- _The task_: Which lines of the data contain the string "this"? Copy every one of them.

Collected data entries:
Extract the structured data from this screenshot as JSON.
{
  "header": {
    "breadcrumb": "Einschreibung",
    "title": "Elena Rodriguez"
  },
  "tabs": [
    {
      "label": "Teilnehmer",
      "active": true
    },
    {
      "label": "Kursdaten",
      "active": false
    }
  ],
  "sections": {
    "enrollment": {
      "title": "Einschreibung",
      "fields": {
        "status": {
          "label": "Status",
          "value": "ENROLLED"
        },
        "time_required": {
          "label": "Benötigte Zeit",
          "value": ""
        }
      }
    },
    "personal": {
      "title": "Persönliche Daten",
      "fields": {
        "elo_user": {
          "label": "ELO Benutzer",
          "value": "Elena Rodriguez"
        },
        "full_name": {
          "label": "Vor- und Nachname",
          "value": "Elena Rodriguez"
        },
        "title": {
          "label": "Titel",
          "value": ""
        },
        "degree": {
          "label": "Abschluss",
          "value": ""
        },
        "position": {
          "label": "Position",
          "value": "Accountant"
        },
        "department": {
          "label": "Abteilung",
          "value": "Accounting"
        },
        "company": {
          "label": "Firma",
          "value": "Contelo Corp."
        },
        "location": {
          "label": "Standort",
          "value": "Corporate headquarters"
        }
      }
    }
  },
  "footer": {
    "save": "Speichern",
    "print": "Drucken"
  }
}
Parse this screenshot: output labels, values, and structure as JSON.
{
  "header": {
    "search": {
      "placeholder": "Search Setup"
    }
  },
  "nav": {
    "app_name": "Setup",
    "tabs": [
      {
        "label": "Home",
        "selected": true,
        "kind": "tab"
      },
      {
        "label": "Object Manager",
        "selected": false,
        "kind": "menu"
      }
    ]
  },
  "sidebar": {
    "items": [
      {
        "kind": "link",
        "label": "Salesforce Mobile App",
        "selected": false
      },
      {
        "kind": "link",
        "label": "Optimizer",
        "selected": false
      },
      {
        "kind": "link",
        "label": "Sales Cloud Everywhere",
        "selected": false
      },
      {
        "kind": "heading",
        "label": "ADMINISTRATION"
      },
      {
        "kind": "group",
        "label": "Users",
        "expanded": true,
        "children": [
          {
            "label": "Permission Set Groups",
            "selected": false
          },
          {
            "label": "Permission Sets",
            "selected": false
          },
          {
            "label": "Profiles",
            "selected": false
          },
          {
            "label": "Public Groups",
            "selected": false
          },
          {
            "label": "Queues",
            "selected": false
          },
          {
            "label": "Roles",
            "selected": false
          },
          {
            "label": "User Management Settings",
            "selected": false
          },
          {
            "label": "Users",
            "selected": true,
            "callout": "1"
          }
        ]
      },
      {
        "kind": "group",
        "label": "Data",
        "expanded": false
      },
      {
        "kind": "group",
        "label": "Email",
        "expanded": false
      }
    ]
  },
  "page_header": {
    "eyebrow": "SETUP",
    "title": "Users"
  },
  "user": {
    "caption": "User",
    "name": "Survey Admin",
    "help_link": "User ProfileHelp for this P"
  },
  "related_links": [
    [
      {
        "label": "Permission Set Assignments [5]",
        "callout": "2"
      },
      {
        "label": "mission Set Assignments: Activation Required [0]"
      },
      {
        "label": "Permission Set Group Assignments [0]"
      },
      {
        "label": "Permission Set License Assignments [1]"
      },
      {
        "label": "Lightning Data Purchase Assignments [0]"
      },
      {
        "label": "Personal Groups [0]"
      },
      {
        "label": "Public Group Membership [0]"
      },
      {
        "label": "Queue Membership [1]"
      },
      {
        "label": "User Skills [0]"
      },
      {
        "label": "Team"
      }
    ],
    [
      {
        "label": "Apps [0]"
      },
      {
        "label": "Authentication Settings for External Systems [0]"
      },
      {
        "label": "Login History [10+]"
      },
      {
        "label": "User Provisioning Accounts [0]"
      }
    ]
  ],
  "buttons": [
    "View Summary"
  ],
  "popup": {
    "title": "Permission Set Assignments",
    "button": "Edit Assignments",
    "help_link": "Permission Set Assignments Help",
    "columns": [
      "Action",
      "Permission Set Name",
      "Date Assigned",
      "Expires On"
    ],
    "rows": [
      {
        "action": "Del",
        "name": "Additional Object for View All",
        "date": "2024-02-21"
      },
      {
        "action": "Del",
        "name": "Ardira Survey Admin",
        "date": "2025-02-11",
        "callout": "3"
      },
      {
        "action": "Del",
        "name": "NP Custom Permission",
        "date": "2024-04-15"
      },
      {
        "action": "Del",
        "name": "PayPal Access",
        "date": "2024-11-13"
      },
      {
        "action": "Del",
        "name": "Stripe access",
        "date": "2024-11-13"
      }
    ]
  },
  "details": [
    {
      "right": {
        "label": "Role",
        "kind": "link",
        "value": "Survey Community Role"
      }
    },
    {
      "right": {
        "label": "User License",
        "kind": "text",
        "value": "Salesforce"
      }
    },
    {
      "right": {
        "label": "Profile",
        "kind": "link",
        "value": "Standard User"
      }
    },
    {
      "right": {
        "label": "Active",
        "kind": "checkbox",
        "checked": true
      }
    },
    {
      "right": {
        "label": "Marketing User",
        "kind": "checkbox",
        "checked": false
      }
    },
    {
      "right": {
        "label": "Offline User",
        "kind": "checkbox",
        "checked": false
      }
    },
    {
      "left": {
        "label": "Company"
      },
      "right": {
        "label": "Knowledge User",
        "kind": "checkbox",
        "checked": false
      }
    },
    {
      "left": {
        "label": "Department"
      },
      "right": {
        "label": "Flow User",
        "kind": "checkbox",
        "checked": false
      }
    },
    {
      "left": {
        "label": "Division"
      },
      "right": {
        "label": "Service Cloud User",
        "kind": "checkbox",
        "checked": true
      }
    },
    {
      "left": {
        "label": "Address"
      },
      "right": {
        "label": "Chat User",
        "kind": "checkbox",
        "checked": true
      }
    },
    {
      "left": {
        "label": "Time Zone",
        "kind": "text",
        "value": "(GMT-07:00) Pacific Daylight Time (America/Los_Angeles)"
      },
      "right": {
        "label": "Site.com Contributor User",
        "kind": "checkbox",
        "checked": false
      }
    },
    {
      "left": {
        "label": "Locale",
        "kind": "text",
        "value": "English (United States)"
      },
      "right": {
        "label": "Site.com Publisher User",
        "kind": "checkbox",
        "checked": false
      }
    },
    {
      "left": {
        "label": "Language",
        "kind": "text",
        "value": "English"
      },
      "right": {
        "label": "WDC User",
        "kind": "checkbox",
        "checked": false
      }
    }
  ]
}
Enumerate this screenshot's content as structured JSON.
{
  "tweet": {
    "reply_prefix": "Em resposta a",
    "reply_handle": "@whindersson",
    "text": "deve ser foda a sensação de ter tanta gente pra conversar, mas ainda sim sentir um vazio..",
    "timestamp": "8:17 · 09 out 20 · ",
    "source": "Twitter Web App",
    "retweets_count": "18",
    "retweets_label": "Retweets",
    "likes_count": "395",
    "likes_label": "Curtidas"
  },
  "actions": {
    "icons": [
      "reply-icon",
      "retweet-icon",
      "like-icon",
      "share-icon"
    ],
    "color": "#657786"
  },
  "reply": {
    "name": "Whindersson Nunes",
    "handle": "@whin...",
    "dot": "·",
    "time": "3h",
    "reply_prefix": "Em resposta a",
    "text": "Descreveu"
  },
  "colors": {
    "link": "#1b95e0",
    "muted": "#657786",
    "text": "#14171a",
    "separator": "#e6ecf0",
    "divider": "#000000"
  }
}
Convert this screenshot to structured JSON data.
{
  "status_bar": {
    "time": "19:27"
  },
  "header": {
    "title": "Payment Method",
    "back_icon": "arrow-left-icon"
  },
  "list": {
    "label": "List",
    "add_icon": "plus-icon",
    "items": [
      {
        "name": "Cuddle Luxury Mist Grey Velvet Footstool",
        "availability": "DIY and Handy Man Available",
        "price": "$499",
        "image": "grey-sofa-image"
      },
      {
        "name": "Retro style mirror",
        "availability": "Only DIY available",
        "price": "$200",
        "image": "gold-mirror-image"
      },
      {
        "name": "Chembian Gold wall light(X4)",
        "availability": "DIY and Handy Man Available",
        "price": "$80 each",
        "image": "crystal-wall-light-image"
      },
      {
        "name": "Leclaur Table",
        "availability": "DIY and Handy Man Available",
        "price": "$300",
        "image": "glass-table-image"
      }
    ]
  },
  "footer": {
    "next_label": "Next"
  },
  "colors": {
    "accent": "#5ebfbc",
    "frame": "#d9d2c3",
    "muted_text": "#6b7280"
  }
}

- _Finished task_:
Extract the structured data from this screenshot as JSON.
Parse this screenshot: output labels, values, and structure as JSON.
    "help_link": "User ProfileHelp for this P"
Enumerate this screenshot's content as structured JSON.
Convert this screenshot to structured JSON data.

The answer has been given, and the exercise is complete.